In addition, the PBOC has written an unknown number of swaps and forwards in exchange markets, stamped out all volatility (maybe redundant) in CNY exchange for five months during 2015, rigged SHIBOR since September, required increasingly stringent “capital” flow mitigations, including the imposition of a dollar reserve on Chinese banks, tasked China’s banks to seriously blunt “speculators” offshore, all while dramatically adding to internal reverse repos and yuan liquidity offsets. Such “stimulus” has also produced nothing of the intended results, yielding only increasing disruption (economically as well as financially) and disorder. From an unbiased perspective, one that doesn’t just assume automatically that monetary “stimulus” is that, it might seem the correlation is at best slightly negative (the more the PBOC does, the worse it gets) for “stimulus.”
After four years of all that in enlarging doses, you might also get the sense that China’s problems are, indeed, intractable; bigger than China, and much more than the PBOC can ever truly handle. That point is all the more compelling after noting that this persistent downward trend in retail sales and industry together emerged after enormous, even biblical, “stimulus” that raged during and after the Great Recession. It, too, failed to stimulate except in the most fleeting and long-term destructive of fashions. In short, China’s downtrend now is the product of past stimulus failing, leaving any new “stimulus” as exclusively an attempt to try managing the decay.

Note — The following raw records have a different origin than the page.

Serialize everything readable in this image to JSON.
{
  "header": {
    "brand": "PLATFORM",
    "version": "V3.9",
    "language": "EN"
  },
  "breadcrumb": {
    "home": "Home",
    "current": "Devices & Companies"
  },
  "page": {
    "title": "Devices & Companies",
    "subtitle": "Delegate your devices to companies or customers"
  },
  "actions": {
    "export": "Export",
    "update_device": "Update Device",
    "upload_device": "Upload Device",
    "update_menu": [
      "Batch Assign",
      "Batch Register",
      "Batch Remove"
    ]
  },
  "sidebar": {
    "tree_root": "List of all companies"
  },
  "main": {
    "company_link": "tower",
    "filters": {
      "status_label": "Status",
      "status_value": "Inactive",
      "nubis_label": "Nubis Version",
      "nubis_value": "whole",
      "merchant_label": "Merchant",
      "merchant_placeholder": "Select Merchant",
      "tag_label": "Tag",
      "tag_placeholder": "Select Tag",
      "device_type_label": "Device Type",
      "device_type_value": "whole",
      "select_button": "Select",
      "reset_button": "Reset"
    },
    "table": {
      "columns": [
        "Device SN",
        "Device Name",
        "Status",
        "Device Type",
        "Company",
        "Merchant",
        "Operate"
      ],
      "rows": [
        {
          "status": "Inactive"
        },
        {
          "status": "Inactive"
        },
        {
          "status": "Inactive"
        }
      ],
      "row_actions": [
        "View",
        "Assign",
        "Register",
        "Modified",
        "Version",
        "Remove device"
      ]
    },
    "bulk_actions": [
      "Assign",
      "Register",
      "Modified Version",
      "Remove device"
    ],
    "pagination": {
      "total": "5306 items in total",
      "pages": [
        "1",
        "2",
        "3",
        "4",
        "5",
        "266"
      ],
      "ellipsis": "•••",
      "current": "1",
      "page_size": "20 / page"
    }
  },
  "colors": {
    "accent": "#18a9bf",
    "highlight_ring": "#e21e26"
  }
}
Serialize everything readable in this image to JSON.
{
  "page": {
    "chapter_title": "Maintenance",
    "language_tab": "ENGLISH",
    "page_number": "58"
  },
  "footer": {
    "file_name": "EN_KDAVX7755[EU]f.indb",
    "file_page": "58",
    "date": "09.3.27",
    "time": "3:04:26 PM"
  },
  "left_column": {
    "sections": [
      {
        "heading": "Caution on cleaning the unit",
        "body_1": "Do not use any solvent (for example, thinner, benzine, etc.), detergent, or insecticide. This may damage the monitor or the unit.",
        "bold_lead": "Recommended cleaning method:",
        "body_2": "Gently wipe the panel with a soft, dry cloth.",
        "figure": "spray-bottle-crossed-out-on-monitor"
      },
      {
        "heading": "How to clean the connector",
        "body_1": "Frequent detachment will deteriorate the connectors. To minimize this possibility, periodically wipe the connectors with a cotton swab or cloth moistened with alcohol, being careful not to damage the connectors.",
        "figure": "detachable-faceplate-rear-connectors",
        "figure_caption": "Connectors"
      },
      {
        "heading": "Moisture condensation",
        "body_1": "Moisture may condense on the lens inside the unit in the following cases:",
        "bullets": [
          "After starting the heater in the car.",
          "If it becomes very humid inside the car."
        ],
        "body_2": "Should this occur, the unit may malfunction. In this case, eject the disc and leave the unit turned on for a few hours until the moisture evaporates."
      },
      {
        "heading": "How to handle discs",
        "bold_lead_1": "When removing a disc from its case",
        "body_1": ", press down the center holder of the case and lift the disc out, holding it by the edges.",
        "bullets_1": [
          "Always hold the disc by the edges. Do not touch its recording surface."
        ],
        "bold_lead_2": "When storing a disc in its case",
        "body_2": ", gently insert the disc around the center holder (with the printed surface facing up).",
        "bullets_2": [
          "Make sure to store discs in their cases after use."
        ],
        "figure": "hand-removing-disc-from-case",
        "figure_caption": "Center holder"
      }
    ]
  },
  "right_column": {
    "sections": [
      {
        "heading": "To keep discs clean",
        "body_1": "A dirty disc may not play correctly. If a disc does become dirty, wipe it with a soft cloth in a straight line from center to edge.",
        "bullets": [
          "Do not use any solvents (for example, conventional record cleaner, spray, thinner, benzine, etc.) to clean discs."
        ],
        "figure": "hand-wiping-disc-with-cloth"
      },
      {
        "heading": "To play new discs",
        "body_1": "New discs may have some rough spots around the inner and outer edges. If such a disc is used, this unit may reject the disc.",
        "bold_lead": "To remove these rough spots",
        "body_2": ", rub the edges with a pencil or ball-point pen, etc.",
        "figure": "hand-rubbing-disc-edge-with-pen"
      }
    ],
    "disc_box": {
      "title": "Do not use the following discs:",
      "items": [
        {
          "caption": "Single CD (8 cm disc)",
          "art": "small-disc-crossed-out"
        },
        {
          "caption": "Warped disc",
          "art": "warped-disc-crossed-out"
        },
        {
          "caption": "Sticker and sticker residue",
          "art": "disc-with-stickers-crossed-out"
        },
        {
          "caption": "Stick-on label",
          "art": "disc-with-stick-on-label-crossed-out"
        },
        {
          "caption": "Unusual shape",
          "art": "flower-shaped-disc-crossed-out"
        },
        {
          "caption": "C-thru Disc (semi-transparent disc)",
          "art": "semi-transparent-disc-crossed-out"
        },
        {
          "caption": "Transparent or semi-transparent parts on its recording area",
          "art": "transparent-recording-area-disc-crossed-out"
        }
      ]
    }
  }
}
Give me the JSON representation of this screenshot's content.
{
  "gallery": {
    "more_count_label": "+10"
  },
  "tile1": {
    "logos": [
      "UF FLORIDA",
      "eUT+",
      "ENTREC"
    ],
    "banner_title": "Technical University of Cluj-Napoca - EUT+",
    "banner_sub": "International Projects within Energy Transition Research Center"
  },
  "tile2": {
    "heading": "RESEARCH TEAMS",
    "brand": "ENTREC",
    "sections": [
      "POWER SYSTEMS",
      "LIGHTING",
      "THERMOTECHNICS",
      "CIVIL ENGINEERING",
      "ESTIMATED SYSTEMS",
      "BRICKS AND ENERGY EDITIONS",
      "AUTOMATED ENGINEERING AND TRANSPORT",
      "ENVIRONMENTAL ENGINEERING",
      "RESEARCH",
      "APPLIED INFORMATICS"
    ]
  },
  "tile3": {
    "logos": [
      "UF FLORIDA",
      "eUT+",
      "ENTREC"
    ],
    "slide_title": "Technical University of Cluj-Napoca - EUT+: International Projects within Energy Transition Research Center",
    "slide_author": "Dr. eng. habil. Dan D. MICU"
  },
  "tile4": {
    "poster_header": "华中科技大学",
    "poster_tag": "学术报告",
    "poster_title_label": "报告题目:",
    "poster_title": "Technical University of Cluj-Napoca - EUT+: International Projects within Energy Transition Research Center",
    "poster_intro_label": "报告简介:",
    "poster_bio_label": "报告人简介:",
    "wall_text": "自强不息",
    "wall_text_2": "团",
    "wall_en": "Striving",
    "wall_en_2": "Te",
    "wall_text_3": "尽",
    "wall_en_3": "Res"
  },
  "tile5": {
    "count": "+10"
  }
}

The reason none of it works is enlighteningly simple – the global economy never recovered and increasingly it is being realized that it never will. The global economy that built China over the past few decades was in many ways a monetary illusion of the eurodollar system. That system became inoperable in August 2007 and apart from the short burst of hope in late 2009/early 2010 it has largely remained that way. That has had the effect of locking the global economy on a slow, at first, downward spiral toward achieving an inevitable systemic reset. It is in that context that “stimulus”, monetary or fiscal, is fully appreciated for what it truly is. There aren’t any surprises here except the increasingly distressed methods of coping and denial.